Forum for Science, Industry and Business

Sponsored by:     3M 
Search our Site:

 

Nanostructures improve bone response to titanium implants

07.07.2008
Titanium implants were successfully introduced by P.-I. Brånemark and co-workers in 1969 for the rehabilitation of edentulous jaws. After 40 years of research and development, titanium is currently the most frequently used biomaterial in oral implantology, and titanium-based materials are often used to replace lost tissue in several parts of the body.

There are some alternatives to modulating the body's response after implant placement. Modifying the implant surface topography has been a successful path among the scientific community, with the primary goals of achieving faster bone contact to the implant surface and more predictable results after several years.

Today, during the 86th General Session of the International Association for Dental Research, convening here, a team of Swedish researchers is reporting the results of experiments that focused on structures, so-called 'nanostructures', one million times smaller than a Canadian one-dollar coin. The results demonstrated enhanced bone response to dental implants modified with such small structures as soon as 4 weeks after implant placement.

Modifying the size and distribution of the nanostructures at the implant surface may not only represent a faster and more reliable treatment for patients, but also may help in understanding the sequence of events at the body-implant interface and provide guidelines for the further development of osseointegrated implant surfaces.

Linda Hemphill | EurekAlert!
Further information:
http://www.iadr.org

More articles from Health and Medicine:

nachricht Second cause of hidden hearing loss identified
20.02.2017 | Michigan Medicine - University of Michigan

nachricht Prospect for more effective treatment of nerve pain
20.02.2017 | Universität Zürich

All articles from Health and Medicine >>>

The most recent press releases about innovation >>>

Die letzten 5 Focus-News des innovations-reports im Überblick:

Im Focus: Breakthrough with a chain of gold atoms

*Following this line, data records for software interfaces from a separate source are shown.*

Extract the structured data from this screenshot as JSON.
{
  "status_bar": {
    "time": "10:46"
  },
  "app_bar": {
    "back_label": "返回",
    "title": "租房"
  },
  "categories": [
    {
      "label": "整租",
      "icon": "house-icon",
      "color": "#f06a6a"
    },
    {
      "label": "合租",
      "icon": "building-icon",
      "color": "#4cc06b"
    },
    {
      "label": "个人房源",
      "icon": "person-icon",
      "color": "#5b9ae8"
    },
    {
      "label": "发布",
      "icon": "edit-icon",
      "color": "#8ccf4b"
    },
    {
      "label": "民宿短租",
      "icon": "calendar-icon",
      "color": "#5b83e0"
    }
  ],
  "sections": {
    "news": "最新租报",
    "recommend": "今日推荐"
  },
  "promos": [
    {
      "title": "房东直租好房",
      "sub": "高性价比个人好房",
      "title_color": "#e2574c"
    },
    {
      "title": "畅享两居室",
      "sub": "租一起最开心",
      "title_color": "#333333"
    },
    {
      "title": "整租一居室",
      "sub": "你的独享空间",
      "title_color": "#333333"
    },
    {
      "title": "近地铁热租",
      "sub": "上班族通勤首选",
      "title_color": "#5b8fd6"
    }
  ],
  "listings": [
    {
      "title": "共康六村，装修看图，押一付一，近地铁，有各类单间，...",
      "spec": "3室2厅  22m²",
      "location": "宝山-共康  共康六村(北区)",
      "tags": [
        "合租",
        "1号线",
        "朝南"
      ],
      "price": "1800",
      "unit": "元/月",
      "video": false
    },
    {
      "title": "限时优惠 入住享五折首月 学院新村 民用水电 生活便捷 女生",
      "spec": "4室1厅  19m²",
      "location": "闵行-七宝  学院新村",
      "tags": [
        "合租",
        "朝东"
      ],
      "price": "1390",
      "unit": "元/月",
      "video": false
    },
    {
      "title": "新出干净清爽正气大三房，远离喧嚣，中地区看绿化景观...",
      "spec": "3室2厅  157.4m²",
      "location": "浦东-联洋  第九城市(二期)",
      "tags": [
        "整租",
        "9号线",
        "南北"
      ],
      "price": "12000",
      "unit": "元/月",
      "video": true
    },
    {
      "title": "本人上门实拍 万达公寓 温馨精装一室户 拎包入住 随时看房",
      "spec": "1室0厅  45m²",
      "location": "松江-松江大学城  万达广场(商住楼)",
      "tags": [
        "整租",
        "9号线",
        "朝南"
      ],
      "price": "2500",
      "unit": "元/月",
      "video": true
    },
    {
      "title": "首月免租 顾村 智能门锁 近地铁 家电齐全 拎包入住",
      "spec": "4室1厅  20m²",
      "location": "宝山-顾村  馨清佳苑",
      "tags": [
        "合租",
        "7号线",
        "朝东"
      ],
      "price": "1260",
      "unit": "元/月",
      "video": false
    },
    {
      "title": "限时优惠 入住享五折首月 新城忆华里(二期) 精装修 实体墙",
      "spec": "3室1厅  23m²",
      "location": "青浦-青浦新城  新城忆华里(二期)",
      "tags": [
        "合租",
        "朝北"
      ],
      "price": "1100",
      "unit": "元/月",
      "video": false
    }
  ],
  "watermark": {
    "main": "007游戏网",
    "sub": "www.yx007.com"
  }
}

In the field of nanoscience, an international team of physicists with participants from Konstanz has achieved a breakthrough in understanding heat transport

In the field of nanoscience, an international team of physicists with participants from Konstanz has achieved a breakthrough in understanding heat transport

Im Focus: DNA repair: a new letter in the cell alphabet

Results reveal how discoveries may be hidden in scientific “blind spots”

Cells need to repair damaged DNA in our genes to prevent the development of cancer and other diseases. Our cells therefore activate and send “repair-proteins”...

Im Focus: Dresdner scientists print tomorrow’s world

The Fraunhofer IWS Dresden and Technische Universität Dresden inaugurated their jointly operated Center for Additive Manufacturing Dresden (AMCD) with a festive ceremony on February 7, 2017. Scientists from various disciplines perform research on materials, additive manufacturing processes and innovative technologies, which build up components in a layer by layer process. This technology opens up new horizons for component design and combinations of functions. For example during fabrication, electrical conductors and sensors are already able to be additively manufactured into components. They provide information about stress conditions of a product during operation.

The 3D-printing technology, or additive manufacturing as it is often called, has long made the step out of scientific research laboratories into industrial...

Im Focus: Mimicking nature's cellular architectures via 3-D printing

Research offers new level of control over the structure of 3-D printed materials

Nature does amazing things with limited design materials. Grass, for example, can support its own weight, resist strong wind loads, and recover after being...

Im Focus: Three Magnetic States for Each Hole

Nanometer-scale magnetic perforated grids could create new possibilities for computing. Together with international colleagues, scientists from the Helmholtz Zentrum Dresden-Rossendorf (HZDR) have shown how a cobalt grid can be reliably programmed at room temperature. In addition they discovered that for every hole ("antidot") three magnetic states can be configured. The results have been published in the journal "Scientific Reports".

Physicist Dr. Rantej Bali from the HZDR, together with scientists from Singapore and Australia, designed a special grid structure in a thin layer of cobalt in...

All Focus news of the innovation-report >>>

Anzeige

Anzeige

Event News

Booth and panel discussion – The Lindau Nobel Laureate Meetings at the AAAS 2017 Annual Meeting

13.02.2017 | Event News

Complex Loading versus Hidden Reserves

10.02.2017 | Event News

International Conference on Crystal Growth in Freiburg

09.02.2017 | Event News

 
Latest News

Start codons in DNA may be more numerous than previously thought

21.02.2017 | Life Sciences

An alternative to opioids? Compound from marine snail is potent pain reliever

21.02.2017 | Life Sciences

Warming ponds could accelerate climate change

21.02.2017 | Life Sciences

VideoLinks
B2B-VideoLinks
More VideoLinks >>>